● TASK TO COMPLETE: Return the data below unchanged, without images.

● DATA TO EXAMINE:

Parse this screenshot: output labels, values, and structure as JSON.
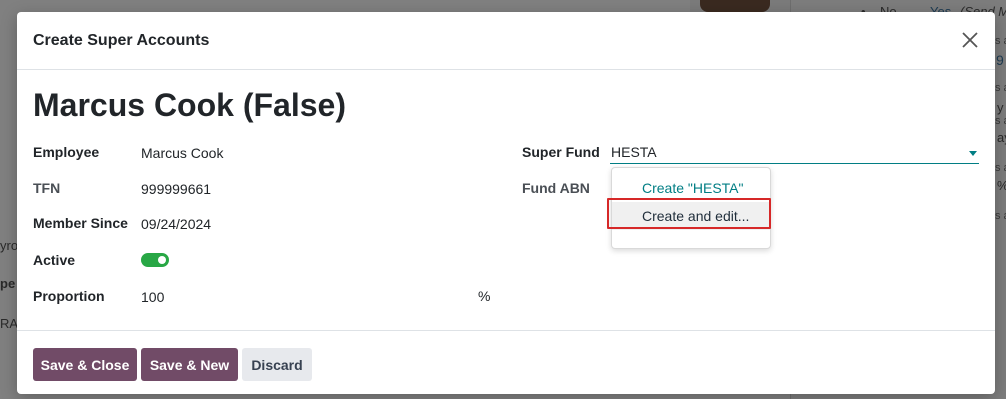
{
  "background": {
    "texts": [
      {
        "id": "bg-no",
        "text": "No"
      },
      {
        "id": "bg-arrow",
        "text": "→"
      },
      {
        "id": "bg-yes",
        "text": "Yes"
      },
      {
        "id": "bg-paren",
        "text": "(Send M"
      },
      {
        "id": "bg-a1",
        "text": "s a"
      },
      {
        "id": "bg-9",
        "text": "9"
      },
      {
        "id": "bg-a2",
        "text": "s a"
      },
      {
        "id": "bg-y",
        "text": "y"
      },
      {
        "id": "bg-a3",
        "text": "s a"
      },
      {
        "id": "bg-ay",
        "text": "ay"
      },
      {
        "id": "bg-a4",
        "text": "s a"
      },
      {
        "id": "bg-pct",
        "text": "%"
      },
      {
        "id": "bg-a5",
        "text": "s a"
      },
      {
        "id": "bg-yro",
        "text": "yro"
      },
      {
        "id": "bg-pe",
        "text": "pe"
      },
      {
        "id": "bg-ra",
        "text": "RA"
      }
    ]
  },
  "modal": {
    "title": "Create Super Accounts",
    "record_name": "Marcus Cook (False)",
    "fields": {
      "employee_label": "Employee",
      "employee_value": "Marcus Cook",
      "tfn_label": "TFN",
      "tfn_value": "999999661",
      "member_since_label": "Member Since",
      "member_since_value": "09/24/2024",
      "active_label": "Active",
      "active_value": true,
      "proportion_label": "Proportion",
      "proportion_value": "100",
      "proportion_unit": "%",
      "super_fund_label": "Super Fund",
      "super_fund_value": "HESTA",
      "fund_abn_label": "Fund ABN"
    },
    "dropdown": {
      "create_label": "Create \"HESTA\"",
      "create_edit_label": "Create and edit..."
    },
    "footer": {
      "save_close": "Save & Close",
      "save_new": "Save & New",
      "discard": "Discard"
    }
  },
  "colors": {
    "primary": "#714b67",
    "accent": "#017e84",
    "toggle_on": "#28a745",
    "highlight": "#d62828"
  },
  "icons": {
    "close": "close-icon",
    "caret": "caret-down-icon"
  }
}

● ANSWER BOX:
Parse this screenshot: output labels, values, and structure as JSON.
{
  "background": {
    "texts": [
      {
        "id": "bg-no",
        "text": "No"
      },
      {
        "id": "bg-arrow",
        "text": "→"
      },
      {
        "id": "bg-yes",
        "text": "Yes"
      },
      {
        "id": "bg-paren",
        "text": "(Send M"
      },
      {
        "id": "bg-a1",
        "text": "s a"
      },
      {
        "id": "bg-9",
        "text": "9"
      },
      {
        "id": "bg-a2",
        "text": "s a"
      },
      {
        "id": "bg-y",
        "text": "y"
      },
      {
        "id": "bg-a3",
        "text": "s a"
      },
      {
        "id": "bg-ay",
        "text": "ay"
      },
      {
        "id": "bg-a4",
        "text": "s a"
      },
      {
        "id": "bg-pct",
        "text": "%"
      },
      {
        "id": "bg-a5",
        "text": "s a"
      },
      {
        "id": "bg-yro",
        "text": "yro"
      },
      {
        "id": "bg-pe",
        "text": "pe"
      },
      {
        "id": "bg-ra",
        "text": "RA"
      }
    ]
  },
  "modal": {
    "title": "Create Super Accounts",
    "record_name": "Marcus Cook (False)",
    "fields": {
      "employee_label": "Employee",
      "employee_value": "Marcus Cook",
      "tfn_label": "TFN",
      "tfn_value": "999999661",
      "member_since_label": "Member Since",
      "member_since_value": "09/24/2024",
      "active_label": "Active",
      "active_value": true,
      "proportion_label": "Proportion",
      "proportion_value": "100",
      "proportion_unit": "%",
      "super_fund_label": "Super Fund",
      "super_fund_value": "HESTA",
      "fund_abn_label": "Fund ABN"
    },
    "dropdown": {
      "create_label": "Create \"HESTA\"",
      "create_edit_label": "Create and edit..."
    },
    "footer": {
      "save_close": "Save & Close",
      "save_new": "Save & New",
      "discard": "Discard"
    }
  },
  "colors": {
    "primary": "#714b67",
    "accent": "#017e84",
    "toggle_on": "#28a745",
    "highlight": "#d62828"
  },
  "icons": {
    "close": "close-icon",
    "caret": "caret-down-icon"
  }
}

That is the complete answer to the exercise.